In high-speed intercity transport, using maglev trains can offer an especially good cost-benefit ratio as regards land purchase, construction, operation, maintenance and environmental protection. Future technological advances can be expected to improve this ratio even more.

In the area of noise emissions, maglev trains are superior in every way to wheel/rail systems, not to mention airplanes.

Comparisons made at the same speed show that all rolling friction noises, every track screech, all shocks from wheel-on-rail contact are eliminated in maglev systems that use magnetic forces rather than physical contact to keep the vehicle upright. Noise generated by air turbulence is also greatly reduced with maglev high-speed trains, making them clearly superior to all wheel/rail vehicles. In particular, the noise from the conventional train’s pantograph is replaced in maglev by a process of induction and the required energy is transferred without physical contact.


At speeds under 200 km/h (125 mph), maglev systems can hardly be heard, especially in an urban environment – an important advantage for populated areas.

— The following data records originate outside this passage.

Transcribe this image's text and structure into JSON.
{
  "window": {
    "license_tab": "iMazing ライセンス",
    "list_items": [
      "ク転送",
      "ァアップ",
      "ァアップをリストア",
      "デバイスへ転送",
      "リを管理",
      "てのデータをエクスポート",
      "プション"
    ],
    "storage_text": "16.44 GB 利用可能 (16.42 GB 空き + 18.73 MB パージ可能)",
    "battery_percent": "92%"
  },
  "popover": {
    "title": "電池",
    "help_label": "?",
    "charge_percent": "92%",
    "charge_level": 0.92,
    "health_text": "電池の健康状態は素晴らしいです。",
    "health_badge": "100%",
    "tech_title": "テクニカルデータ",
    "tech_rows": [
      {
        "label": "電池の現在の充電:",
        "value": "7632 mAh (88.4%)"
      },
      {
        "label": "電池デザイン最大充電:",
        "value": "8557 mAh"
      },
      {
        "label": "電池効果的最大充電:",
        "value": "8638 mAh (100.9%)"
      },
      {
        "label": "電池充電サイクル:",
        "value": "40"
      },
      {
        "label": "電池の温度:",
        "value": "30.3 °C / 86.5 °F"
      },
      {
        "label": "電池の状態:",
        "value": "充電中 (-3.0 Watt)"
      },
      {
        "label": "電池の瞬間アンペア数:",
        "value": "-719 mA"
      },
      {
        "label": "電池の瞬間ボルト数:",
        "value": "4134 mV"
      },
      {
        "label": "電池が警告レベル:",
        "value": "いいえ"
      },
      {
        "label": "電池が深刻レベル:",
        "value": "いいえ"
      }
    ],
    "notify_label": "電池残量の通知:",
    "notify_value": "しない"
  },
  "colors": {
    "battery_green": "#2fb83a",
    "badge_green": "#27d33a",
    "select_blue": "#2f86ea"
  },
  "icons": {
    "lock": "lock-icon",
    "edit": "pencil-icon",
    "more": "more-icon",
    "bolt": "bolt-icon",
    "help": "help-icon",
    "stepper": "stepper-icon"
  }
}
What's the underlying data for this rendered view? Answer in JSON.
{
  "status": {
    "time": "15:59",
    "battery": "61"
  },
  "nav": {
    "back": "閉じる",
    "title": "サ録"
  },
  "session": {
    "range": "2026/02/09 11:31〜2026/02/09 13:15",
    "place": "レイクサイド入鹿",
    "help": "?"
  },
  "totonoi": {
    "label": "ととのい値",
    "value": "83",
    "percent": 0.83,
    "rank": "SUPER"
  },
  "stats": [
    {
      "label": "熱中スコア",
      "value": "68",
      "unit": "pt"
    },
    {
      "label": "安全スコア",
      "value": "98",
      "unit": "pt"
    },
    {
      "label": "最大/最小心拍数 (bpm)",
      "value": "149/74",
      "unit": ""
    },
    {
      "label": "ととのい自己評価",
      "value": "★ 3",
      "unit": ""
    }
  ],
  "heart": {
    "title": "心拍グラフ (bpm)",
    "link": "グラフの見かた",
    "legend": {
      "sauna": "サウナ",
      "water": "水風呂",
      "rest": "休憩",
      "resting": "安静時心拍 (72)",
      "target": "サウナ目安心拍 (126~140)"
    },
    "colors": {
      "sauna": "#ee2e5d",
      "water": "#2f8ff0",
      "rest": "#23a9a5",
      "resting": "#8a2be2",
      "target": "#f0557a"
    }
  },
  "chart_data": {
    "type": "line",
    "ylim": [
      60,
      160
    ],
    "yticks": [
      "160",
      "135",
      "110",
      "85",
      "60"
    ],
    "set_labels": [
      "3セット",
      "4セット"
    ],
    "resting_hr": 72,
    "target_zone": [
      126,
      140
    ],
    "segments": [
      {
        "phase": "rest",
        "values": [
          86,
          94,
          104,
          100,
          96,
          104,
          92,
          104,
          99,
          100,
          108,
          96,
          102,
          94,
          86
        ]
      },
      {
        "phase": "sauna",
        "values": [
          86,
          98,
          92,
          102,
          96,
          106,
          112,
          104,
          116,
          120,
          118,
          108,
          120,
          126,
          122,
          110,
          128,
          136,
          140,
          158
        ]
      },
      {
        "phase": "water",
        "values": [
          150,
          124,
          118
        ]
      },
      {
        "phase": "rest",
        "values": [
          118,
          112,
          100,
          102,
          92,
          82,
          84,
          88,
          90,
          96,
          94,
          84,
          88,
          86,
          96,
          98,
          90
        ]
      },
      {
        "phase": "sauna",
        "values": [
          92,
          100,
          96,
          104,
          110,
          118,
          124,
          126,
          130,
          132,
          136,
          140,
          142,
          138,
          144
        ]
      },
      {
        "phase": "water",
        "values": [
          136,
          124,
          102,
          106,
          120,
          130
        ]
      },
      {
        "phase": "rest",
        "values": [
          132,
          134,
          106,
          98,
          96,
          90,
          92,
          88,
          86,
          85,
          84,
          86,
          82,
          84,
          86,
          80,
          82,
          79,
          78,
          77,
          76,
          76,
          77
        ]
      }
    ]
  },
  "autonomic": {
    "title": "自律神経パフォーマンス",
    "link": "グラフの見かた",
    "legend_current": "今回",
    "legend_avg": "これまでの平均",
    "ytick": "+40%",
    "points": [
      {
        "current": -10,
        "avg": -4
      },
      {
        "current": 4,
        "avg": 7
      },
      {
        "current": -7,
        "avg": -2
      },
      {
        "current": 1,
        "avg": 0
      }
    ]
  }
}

The Chinese Transrapid in Shanghai and the Japanese Linimo in Nagoya, as well as all urban transport maglev trains, offer impressive proof of this.


Maglev routes also do not “divide the landscape” as highways, train tracks and waterways typically do. Animals can cross under elevated maglev guideways, which they do without hesitation, and farmers can till the land undisturbed, as shown by observation and experience at the test facilities in Japan’s Yamanshi Prefecture and Germany’s Emsland town of Lathen.


There is a strong demand to design future rail route architecture more aesthetically and open, in contrast to the massive constructions of the past. This public concern will affect maglev trains as well as wheel/rail systems.